After crossing the Staines Bridge, we rejoin the bypass traffic (and any that has used the M25) which executes a spectacular 270-degree spiral down from the Runnymede Bridge. This brings us onto the Runnymede roundabout, where we part from the A30 on its way to Lands End, for our own rather more historic route across Runnymede Common to Windsor.
The road that has been making a beeline for Windsor itself abruptly divides – the B3021 skirting round the north of Windsor Home Park (crossing the river twice to preserve the park's river frontage) whilst the A308 itself deviates round the park to the south to pass through the outskirts of Windsor itself.
At the Goslar Way roundabout, the A308 becomes an impressive grade-separated route, but only for the very briefest of stays – almost immediately it turns off at the first junction, the main line continuing as the A332 towards Slough. This is, of course, a bypass: the original A308 ran along St Leonard's Road and Oxford Road (part of which is lost under flats) to get to Maidenhead Road. The A308 continues through relatively uninteresting territory, set back from the river, until it reaches the M4 at Bray. Originally there was a direct connection with the M4 here, traces of which are still visible, although subsequent building development makes it difficult to spot. This junction (Junction 8) was removed when the route of the western extension of the M4 was built, because it was too close to the divergence from the existing route (now the A404(M)). Instead, a new spur, known as the A308(M), was built from the divergence (Junction 8/9) to connect with the A308. This, at less than 1 mile long, is one of Britain's shortest motorways – rivalling the A64(M) in Leeds, whose overall length is slightly longer (although one carriageway is very much shorter than the other).
Bray itself is a very attractive place – inspiring the ballad of the Vicar of Bray, whose flexible religious convictions allowed him to remain there throughout the ecclesiastical upheavals of thirty years during the late Stuart and Hanoverian period – there were four changes of monarch between 1685 and 1714:
And this is law I will maintain
Until my dying day, sir,
That whatsoever King shall reign,
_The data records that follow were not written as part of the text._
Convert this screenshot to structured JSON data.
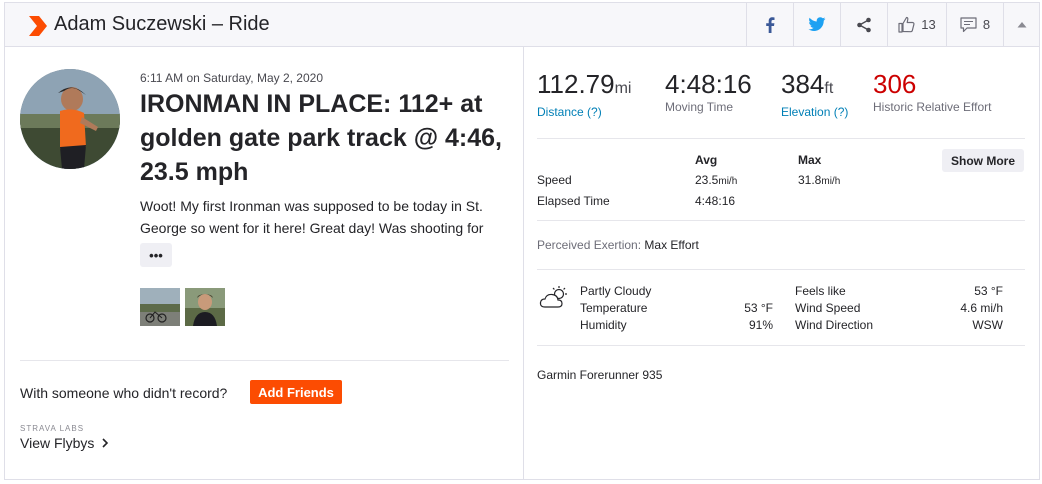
{
  "header": {
    "title": "Adam Suczewski – Ride",
    "kudos_count": "13",
    "comments_count": "8"
  },
  "activity": {
    "datetime": "6:11 AM on Saturday, May 2, 2020",
    "title": "IRONMAN IN PLACE: 112+ at golden gate park track @ 4:46, 23.5 mph",
    "description": "Woot! My first Ironman was supposed to be today in St. George so went for it here! Great day! Was shooting for",
    "more_label": "•••"
  },
  "social": {
    "with_someone": "With someone who didn't record?",
    "add_friends": "Add Friends",
    "labs": "STRAVA LABS",
    "flybys": "View Flybys"
  },
  "stats": {
    "distance_value": "112.79",
    "distance_unit": "mi",
    "distance_label": "Distance (?)",
    "moving_time_value": "4:48:16",
    "moving_time_label": "Moving Time",
    "elevation_value": "384",
    "elevation_unit": "ft",
    "elevation_label": "Elevation (?)",
    "effort_value": "306",
    "effort_label": "Historic Relative Effort"
  },
  "details": {
    "col_avg": "Avg",
    "col_max": "Max",
    "show_more": "Show More",
    "speed_label": "Speed",
    "speed_avg": "23.5",
    "speed_avg_unit": "mi/h",
    "speed_max": "31.8",
    "speed_max_unit": "mi/h",
    "elapsed_label": "Elapsed Time",
    "elapsed_value": "4:48:16",
    "exertion_label": "Perceived Exertion:",
    "exertion_value": "Max Effort"
  },
  "weather": {
    "condition": "Partly Cloudy",
    "temperature_label": "Temperature",
    "temperature_value": "53 °F",
    "humidity_label": "Humidity",
    "humidity_value": "91%",
    "feels_like_label": "Feels like",
    "feels_like_value": "53 °F",
    "wind_speed_label": "Wind Speed",
    "wind_speed_value": "4.6 mi/h",
    "wind_dir_label": "Wind Direction",
    "wind_dir_value": "WSW"
  },
  "device": "Garmin Forerunner 935",
  "colors": {
    "brand": "#fc4c02",
    "link": "#007fb6",
    "effort": "#cc0000",
    "facebook": "#3b5998",
    "twitter": "#1da1f2"
  }
}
I'll be the Vicar of Bray, sir.
Bray itself is much as it was then – partly because the A308 does not enter the village itself so we do not see it.
Instead we head for the centre of Maidenhead – this is a dual carriageway as it is the principal access to Maidenhead from the M4. In the centre of Maidenhead, we meet the A4, which affords a much quicker route back to Knightsbridge than the A308 does!
Beyond Maidenhead, the role of the A308 has been largely usurped by the A404(M), but it still exists, winding its way into the high ground around Cookham Dean, and then down a series of twists and turns to Bisham, just short of Marlow Bridge. Bisham Abbey is the home of a National Sports Centre, used as the training centre for the England football team and many other sports.
The A308 ends at Bisham, at a junction with the A404. The A404 of course has its own circuitous route back to London, going as far north as Amersham before passing through Harrow and Wembley to end at Paddington, just across Hyde Park from Knightsbridge, where we started.
Original Author(s): Tim Lidbetter